Posted by: Howard Silverblatt on February 16, 2008
Then, the summer of 2002
My children are six and eight and have been in the summer day camp mode for two years now. That means that every morning at 8 A.M. the bus comes and picks them up and at about 5 P.M. delivers them back again. Eight weeks of ‘fun in the sun’. This is the end of week six, and while I knew tip week was coming, I didn’t realize that next summer was coming up so soon. Yes the summer of 2003 is here, at least as far as ‘reserving your space now’ and avoiding paying an additional 20.17% if you don’t book by September 1. This was not a deep discount to an existing ‘list’ price. It was a discount to a price that was going up at a double digit pace. In the late 90’s I wouldn’t have cared, who couldn’t make 20% in a year. Today, who can’t loose 20% in a week? Therefore, for me and a lot of my neighbors, the check is literally in the mail and the 20% saving booked as the ‘best return of the year’. Sleep away camp’s 2003 actually started a few weeks ago on ‘palm Sunday’ (a.k.a. visiting and tip day), but that’s another two years away for me.
As I went back to read over the Fed report and some economic indicators I got to wondering about camp. When the kids first started two years ago (3 summers) you had to pay by March, moved up from April, then it was December and now it’s September. The first year I went to the camp and tried to ‘discuss’ the cost. To my way of thinking, camp for a 4 and 6 year old, was a pair of six year annuities. ‘Discussion’ however turned out to be for bad times, not good. Pay now or pay more later. So what made times good now? Not two years of a bear market, not a decline in sales or consumer confidence and certainly not an increase in unemployment. No, quite simply it was that there is just too much money out there. A friend, who has a plumbing business, keeps telling me that the ‘trades’ are great. People just keep spending on improving their homes and buying new ones. In over 30 years of business he has never seen it this good. His biggest problem is getting and keeping people and how much to charge new customers - they just keep saying ‘O.K., when can you start’. So where did this money come from I asked - the market. During those great days of the late ’90s there was a dramatic increase in trading activity, and this time (compared to other bull markets) the participants included individuals. Most people were in the market and everyone was making money, at least on paper. If it was large cap or an IPO just buy it. Well, when someone bought, someone sold and apparently those who sold didn’t buy back in, at least not in the equity market (a quick look at the fixed income market shows a lot of new money). Those who made it are numerous and apparently are spending nicely. Those who didn’t are looking at the low mortgage rates and figuring out how to refinance their home to pay for year 2, 3 and 4 of their kid’s college education. They were working on just year 4, but then the market went down.

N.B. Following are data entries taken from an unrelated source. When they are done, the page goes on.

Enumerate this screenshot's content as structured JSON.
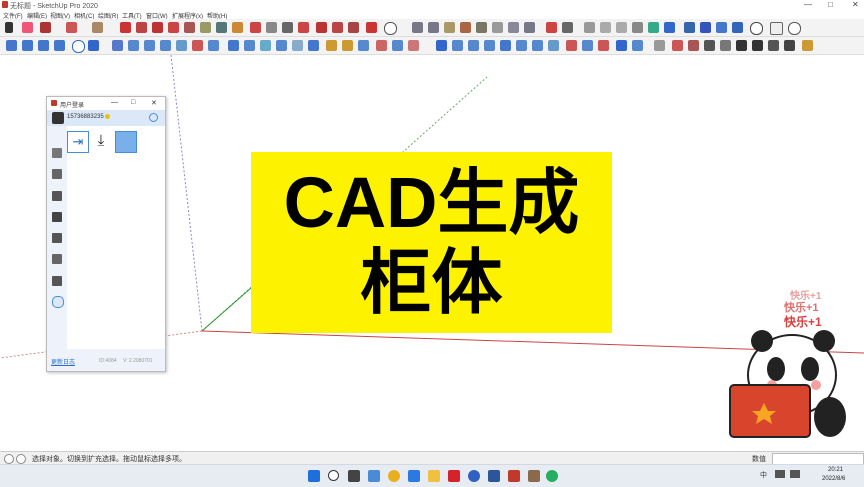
{
  "window": {
    "title": "无标题 - SketchUp Pro 2020",
    "min": "—",
    "max": "□",
    "close": "✕"
  },
  "menu": [
    "文件(F)",
    "编辑(E)",
    "视图(V)",
    "相机(C)",
    "绘图(R)",
    "工具(T)",
    "窗口(W)",
    "扩展程序(x)",
    "帮助(H)"
  ],
  "banner": {
    "line1": "CAD生成",
    "line2": "柜体"
  },
  "panel": {
    "title": "用户登录",
    "username": "15736883235",
    "footer_link": "更新日志",
    "footer_id": "ID:4084",
    "footer_version": "V: 2.2080701",
    "search_icon": "search-icon",
    "actions": [
      "logout-icon",
      "download-icon",
      "save-file-icon"
    ]
  },
  "statusbar": {
    "hint": "选择对象。切换到扩充选择。拖动鼠标选择多项。",
    "measure_label": "数值"
  },
  "taskbar": {
    "ime": "中",
    "time": "20:21",
    "date": "2022/8/6"
  },
  "sticker": {
    "text": "快乐+1"
  },
  "colors": {
    "banner": "#fdf200",
    "red_axis": "#c44",
    "green_axis": "#3a3",
    "blue_axis": "#44c"
  }
}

So where does that leave me and camp. The sooner the camp wants its money the more ‘the times they are a good’. There’s money out there, the only questions is where.
Summer of 2007, visiting day

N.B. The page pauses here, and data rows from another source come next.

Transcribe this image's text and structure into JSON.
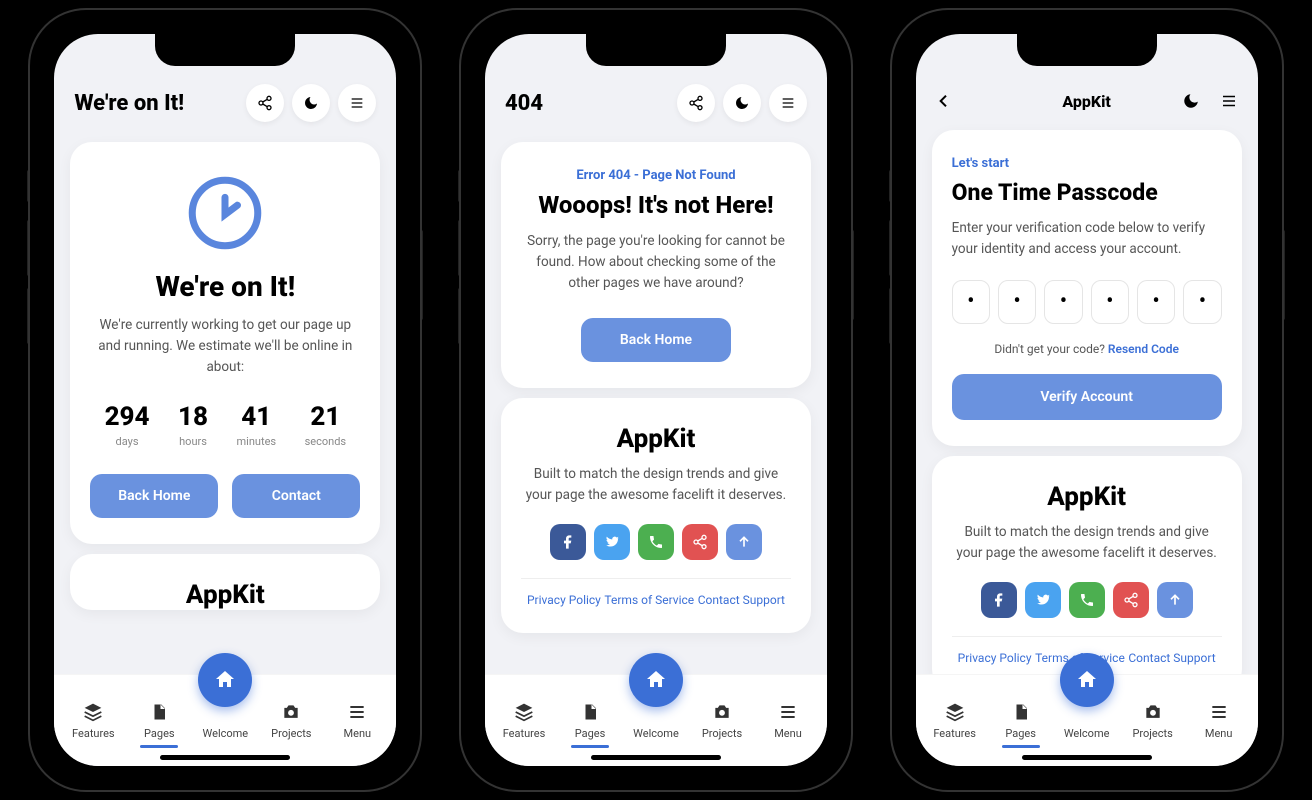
{
  "screen1": {
    "header_title": "We're on It!",
    "card": {
      "title": "We're on It!",
      "desc": "We're currently working to get our page up and running. We estimate we'll be online in about:",
      "countdown": {
        "days": "294",
        "days_lbl": "days",
        "hours": "18",
        "hours_lbl": "hours",
        "minutes": "41",
        "minutes_lbl": "minutes",
        "seconds": "21",
        "seconds_lbl": "seconds"
      },
      "btn_home": "Back Home",
      "btn_contact": "Contact"
    },
    "appkit_title": "AppKit"
  },
  "screen2": {
    "header_title": "404",
    "card": {
      "subheading": "Error 404 - Page Not Found",
      "title": "Wooops! It's not Here!",
      "desc": "Sorry, the page you're looking for cannot be found. How about checking some of the other pages we have around?",
      "btn": "Back Home"
    },
    "appkit": {
      "title": "AppKit",
      "desc": "Built to match the design trends and give your page the awesome facelift it deserves."
    },
    "links": {
      "privacy": "Privacy Policy",
      "terms": "Terms of Service",
      "contact": "Contact Support"
    }
  },
  "screen3": {
    "header_title": "AppKit",
    "card": {
      "subheading": "Let's start",
      "title": "One Time Passcode",
      "desc": "Enter your verification code below to verify your identity and access your account.",
      "otp": [
        "•",
        "•",
        "•",
        "•",
        "•",
        "•"
      ],
      "resend_prompt": "Didn't get your code? ",
      "resend_link": "Resend Code",
      "verify": "Verify Account"
    },
    "appkit": {
      "title": "AppKit",
      "desc": "Built to match the design trends and give your page the awesome facelift it deserves."
    },
    "links": {
      "privacy": "Privacy Policy",
      "terms": "Terms of Service",
      "contact": "Contact Support"
    }
  },
  "tabs": {
    "features": "Features",
    "pages": "Pages",
    "welcome": "Welcome",
    "projects": "Projects",
    "menu": "Menu"
  }
}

My kids are now in sleep-away mode, and a week before visiting day I received my summer of 2008 papers: visiting day down payment and full payment by October 1 for the triple discount (although they do have a heart, there is a book-of-the month club payment schedule permitted, for a slight fee). So, with the banks and brokerages saying that the bad things should be behind us and good times ahead, out came the charge card for the deposit (need those points).
Gee, while I didn’t get a notice, my neighbors tell me that some camps are having a catch-up period, for all those that did not sign up. While my mother said that they always had those when I went to camp (late 60s, early 70s), I don’t recall any since I’ve been paying the bills. A few quick inquires to camps that my kids don’t go to revealed that things may not be that good for what used to be called the upper middle class. Those are people who are too rich to be poor, and too poor to be rich. No rebate checks in this stimulus package, phase-outs on their taxes, and still trying to hit Starbucks on the way to work. It appears to me that its not that things are worse now, but maybe, just maybe, we’ve finally realized that living within our means, while being old fashion, out of style and not as much fun, may be better off for the long run. Just a crazy thought. Anyone want to go out to that new Gelato place, I’ve got a coupon?